WHAT YOU HAVE TO DO
With the records as your source, report how many lines contain "Number". Add no other words.

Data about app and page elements
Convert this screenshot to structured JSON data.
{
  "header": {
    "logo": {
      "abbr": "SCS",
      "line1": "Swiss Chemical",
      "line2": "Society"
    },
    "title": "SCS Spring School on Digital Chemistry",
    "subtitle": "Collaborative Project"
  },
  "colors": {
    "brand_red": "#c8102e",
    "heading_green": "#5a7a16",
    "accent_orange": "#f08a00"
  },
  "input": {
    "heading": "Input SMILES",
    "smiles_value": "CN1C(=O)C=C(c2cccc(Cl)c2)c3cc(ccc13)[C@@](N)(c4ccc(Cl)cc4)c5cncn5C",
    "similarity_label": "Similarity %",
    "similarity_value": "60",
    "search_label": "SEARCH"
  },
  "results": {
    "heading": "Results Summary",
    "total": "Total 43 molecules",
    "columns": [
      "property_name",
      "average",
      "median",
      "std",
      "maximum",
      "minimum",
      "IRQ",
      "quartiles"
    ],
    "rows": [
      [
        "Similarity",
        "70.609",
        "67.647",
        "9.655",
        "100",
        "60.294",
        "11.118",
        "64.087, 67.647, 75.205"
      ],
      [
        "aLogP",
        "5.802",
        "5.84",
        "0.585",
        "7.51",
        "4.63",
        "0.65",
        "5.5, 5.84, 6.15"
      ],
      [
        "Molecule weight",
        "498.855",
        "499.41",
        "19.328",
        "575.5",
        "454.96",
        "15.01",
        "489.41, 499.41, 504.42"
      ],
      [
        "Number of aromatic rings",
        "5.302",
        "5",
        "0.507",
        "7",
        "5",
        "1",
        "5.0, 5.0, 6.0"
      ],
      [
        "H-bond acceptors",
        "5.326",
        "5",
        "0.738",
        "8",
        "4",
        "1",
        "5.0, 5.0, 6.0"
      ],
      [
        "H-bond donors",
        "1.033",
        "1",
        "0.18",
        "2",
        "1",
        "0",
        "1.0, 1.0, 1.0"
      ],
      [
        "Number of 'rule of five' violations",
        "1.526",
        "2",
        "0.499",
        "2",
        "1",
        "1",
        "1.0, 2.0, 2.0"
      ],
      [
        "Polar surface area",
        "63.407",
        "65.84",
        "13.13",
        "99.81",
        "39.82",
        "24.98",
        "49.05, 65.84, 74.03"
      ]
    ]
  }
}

ANSWER TO THIS EXERCISE
2